§ Exercise inputs
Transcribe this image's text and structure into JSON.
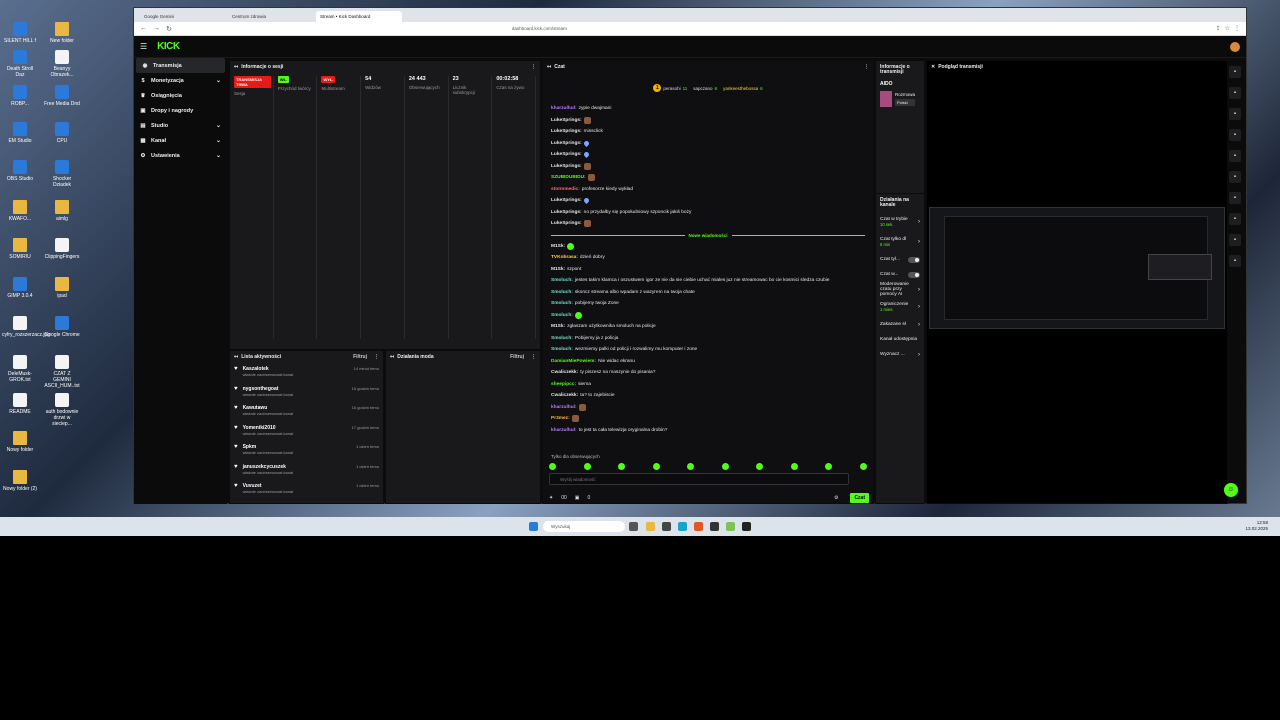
{
  "desktop": {
    "icons": [
      {
        "label": "SILENT HILL f",
        "kind": "app"
      },
      {
        "label": "Death Stroll Daz",
        "kind": "app"
      },
      {
        "label": "ROBP...",
        "kind": "app"
      },
      {
        "label": "EM Studio",
        "kind": "app"
      },
      {
        "label": "OBS Studio",
        "kind": "app"
      },
      {
        "label": "KWAFO...",
        "kind": "fold"
      },
      {
        "label": "SOMIRIU",
        "kind": "fold"
      },
      {
        "label": "GIMP 3.0.4",
        "kind": "app"
      },
      {
        "label": "cyfry_rozszerzacz.jpg",
        "kind": "doc"
      },
      {
        "label": "DeleMusk-GROK.txt",
        "kind": "doc"
      },
      {
        "label": "README",
        "kind": "doc"
      },
      {
        "label": "Nowy folder",
        "kind": "fold"
      },
      {
        "label": "Nowy folder (2)",
        "kind": "fold"
      },
      {
        "label": "New folder",
        "kind": "fold"
      },
      {
        "label": "Beanyy Obrazek...",
        "kind": "doc"
      },
      {
        "label": "Free Media Dnd",
        "kind": "app"
      },
      {
        "label": "CPU",
        "kind": "app"
      },
      {
        "label": "Shocker Dziadek",
        "kind": "app"
      },
      {
        "label": "aimlg",
        "kind": "fold"
      },
      {
        "label": "ClippingFingers",
        "kind": "doc"
      },
      {
        "label": "ipad",
        "kind": "fold"
      },
      {
        "label": "Google Chrome",
        "kind": "app"
      },
      {
        "label": "CZAT Z GEMINI ASCII_HUM..txt",
        "kind": "doc"
      },
      {
        "label": "auth bodownie drzwi w sieciep...",
        "kind": "doc"
      }
    ]
  },
  "browser": {
    "tabs": [
      {
        "label": "Google Gemini"
      },
      {
        "label": "Centrum zdrowia"
      },
      {
        "label": "Stream • Kick Dashboard"
      }
    ],
    "url": "dashboard.kick.com/stream"
  },
  "kick": {
    "logo": "KICK",
    "sidebar": [
      {
        "label": "Transmisja",
        "icon": "broadcast-icon",
        "chev": ""
      },
      {
        "label": "Monetyzacja",
        "icon": "money-icon",
        "chev": "⌄"
      },
      {
        "label": "Osiągnięcia",
        "icon": "trophy-icon",
        "chev": ""
      },
      {
        "label": "Dropy i nagrody",
        "icon": "gift-icon",
        "chev": ""
      },
      {
        "label": "Studio",
        "icon": "studio-icon",
        "chev": "⌄"
      },
      {
        "label": "Kanał",
        "icon": "channel-icon",
        "chev": "⌄"
      },
      {
        "label": "Ustawienia",
        "icon": "gear-icon",
        "chev": "⌄"
      }
    ],
    "session": {
      "title": "Informacje o sesji",
      "stats": [
        {
          "pill": "TRANSMISJA TRWA",
          "pillcolor": "red",
          "value": "",
          "label": "Sesja"
        },
        {
          "pill": "WŁ.",
          "pillcolor": "green",
          "value": "",
          "label": "Przychód twórcy"
        },
        {
          "pill": "WYŁ.",
          "pillcolor": "red",
          "value": "",
          "label": "Multistream"
        },
        {
          "pill": "",
          "pillcolor": "",
          "value": "54",
          "label": "Widzów"
        },
        {
          "pill": "",
          "pillcolor": "",
          "value": "24 443",
          "label": "Obserwujących"
        },
        {
          "pill": "",
          "pillcolor": "",
          "value": "23",
          "label": "Licznik subskrypcji"
        },
        {
          "pill": "",
          "pillcolor": "",
          "value": "00:02:58",
          "label": "Czas na żywo"
        }
      ]
    },
    "activity": {
      "title": "Lista aktywności",
      "filter": "Filtruj",
      "items": [
        {
          "name": "Kaszalotek",
          "sub": "właśnie zaobserwował kanał",
          "time": "14 minut temu"
        },
        {
          "name": "nygsonthegoat",
          "sub": "właśnie zaobserwował kanał",
          "time": "15 godzin temu"
        },
        {
          "name": "Kawutawu",
          "sub": "właśnie zaobserwował kanał",
          "time": "16 godzin temu"
        },
        {
          "name": "Yomeniki2010",
          "sub": "właśnie zaobserwował kanał",
          "time": "17 godzin temu"
        },
        {
          "name": "Spkm",
          "sub": "właśnie zaobserwował kanał",
          "time": "1 dzień temu"
        },
        {
          "name": "januszekcycuszek",
          "sub": "właśnie zaobserwował kanał",
          "time": "1 dzień temu"
        },
        {
          "name": "Vuvuzet",
          "sub": "właśnie zaobserwował kanał",
          "time": "1 dzień temu"
        }
      ]
    },
    "mod": {
      "title": "Działania moda",
      "filter": "Filtruj"
    },
    "chat": {
      "title": "Czat",
      "pinned": [
        {
          "name": "perasohi",
          "count": "11"
        },
        {
          "name": "sapczano",
          "count": "6"
        },
        {
          "name": "yankeesthebossa",
          "count": "6"
        }
      ],
      "messages": [
        {
          "user": "kharzulhul",
          "color": "#b57cff",
          "text": "zypie dwajmani",
          "emote": ""
        },
        {
          "user": "LukeSprings",
          "color": "#e6e6e6",
          "text": "",
          "emote": "img"
        },
        {
          "user": "LukeSprings",
          "color": "#e6e6e6",
          "text": "missclick",
          "emote": ""
        },
        {
          "user": "LukeSprings",
          "color": "#e6e6e6",
          "text": "",
          "emote": "drop"
        },
        {
          "user": "LukeSprings",
          "color": "#e6e6e6",
          "text": "",
          "emote": "drop"
        },
        {
          "user": "LukeSprings",
          "color": "#e6e6e6",
          "text": "",
          "emote": "img"
        },
        {
          "user": "SZUBIDUBIDU",
          "color": "#53fc18",
          "text": "",
          "emote": "img"
        },
        {
          "user": "stormmedic",
          "color": "#ff6b6b",
          "text": "profesorze kiedy wykład",
          "emote": ""
        },
        {
          "user": "LukeSprings",
          "color": "#e6e6e6",
          "text": "",
          "emote": "drop"
        },
        {
          "user": "LukeSprings",
          "color": "#e6e6e6",
          "text": "no przydałby się popołudniowy szponcik jakiś boży",
          "emote": ""
        },
        {
          "user": "LukeSprings",
          "color": "#e6e6e6",
          "text": "",
          "emote": "img"
        }
      ],
      "new_label": "Nowe wiadomości",
      "new_messages": [
        {
          "user": "M1Sk",
          "color": "#e6e6e6",
          "text": "",
          "emote": "kick"
        },
        {
          "user": "TVKobrasa",
          "color": "#ffd24a",
          "text": "dzień dobry",
          "emote": ""
        },
        {
          "user": "M1Sk",
          "color": "#e6e6e6",
          "text": "szpont",
          "emote": ""
        },
        {
          "user": "Smoluch",
          "color": "#6fe3d0",
          "text": "jestes takim klamca i oszustwem igor ze nie da sie ciebie uchać miales juz nie streamowac bo cie kosmici sledza czubie",
          "emote": ""
        },
        {
          "user": "Smoluch",
          "color": "#6fe3d0",
          "text": "skoncz streama albo wpadam z wazyrem na twoja chate",
          "emote": ""
        },
        {
          "user": "Smoluch",
          "color": "#6fe3d0",
          "text": "pobijemy twoja Zone",
          "emote": ""
        },
        {
          "user": "Smoluch",
          "color": "#6fe3d0",
          "text": "",
          "emote": "kick"
        },
        {
          "user": "M1Sk",
          "color": "#e6e6e6",
          "text": "zgłaszam użytkownika smoluch na policje",
          "emote": ""
        },
        {
          "user": "Smoluch",
          "color": "#6fe3d0",
          "text": "Pobijemy ja z policja",
          "emote": ""
        },
        {
          "user": "Smoluch",
          "color": "#6fe3d0",
          "text": "wezmiemy palki od policji i rozwalimy mu komputer i zone",
          "emote": ""
        },
        {
          "user": "DamianMiePowiem",
          "color": "#53fc18",
          "text": "Nie widac ekranu",
          "emote": ""
        },
        {
          "user": "Cwaliczekk",
          "color": "#e6e6e6",
          "text": "ty piszesz na maszynie do pisania?",
          "emote": ""
        },
        {
          "user": "sheepipcc",
          "color": "#53fc18",
          "text": "siema",
          "emote": ""
        },
        {
          "user": "Cwaliczekk",
          "color": "#e6e6e6",
          "text": "ta? to zajebiscie",
          "emote": ""
        },
        {
          "user": "kharzulhul",
          "color": "#b57cff",
          "text": "",
          "emote": "img"
        },
        {
          "user": "Pr3mez",
          "color": "#ffb347",
          "text": "",
          "emote": "img"
        },
        {
          "user": "kharzulhul",
          "color": "#b57cff",
          "text": "to jest ta cała telewizja oryginalna drobin?",
          "emote": ""
        }
      ],
      "followers_only": "Tylko dla obserwujących",
      "input_placeholder": "Wyślij wiadomość",
      "count_a": "00",
      "count_b": "0",
      "send_label": "Czat"
    },
    "channel_info": {
      "title": "Informacje o transmisji",
      "game": "AIDO",
      "sub": "Rozmowa",
      "lang": "Polski"
    },
    "channel_actions": {
      "title": "Działania na kanale",
      "rows": [
        {
          "label": "Czat w trybie",
          "sub": "10 sek.",
          "ctl": "arrow"
        },
        {
          "label": "Czat tylko dl",
          "sub": "6 min",
          "ctl": "arrow"
        },
        {
          "label": "Czat tyl...",
          "sub": "",
          "ctl": "toggle"
        },
        {
          "label": "Czat w...",
          "sub": "",
          "ctl": "toggle"
        },
        {
          "label": "Moderowanie czatu przy pomocy AI",
          "sub": "",
          "ctl": "arrow"
        },
        {
          "label": "Ograniczenie",
          "sub": "1 mies.",
          "ctl": "arrow"
        },
        {
          "label": "Zakazane sł",
          "sub": "",
          "ctl": "arrow"
        },
        {
          "label": "Kanał udostępnia",
          "sub": "",
          "ctl": ""
        },
        {
          "label": "Wyznacz ...",
          "sub": "",
          "ctl": "arrow"
        }
      ]
    },
    "preview": {
      "title": "Podgląd transmisji"
    }
  },
  "taskbar": {
    "search_placeholder": "Wyszukaj",
    "time": "12:58",
    "date": "13.02.2025"
  }
}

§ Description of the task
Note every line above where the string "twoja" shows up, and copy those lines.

§ Response area
          "text": "skoncz streama albo wpadam z wazyrem na twoja chate",
          "text": "pobijemy twoja Zone",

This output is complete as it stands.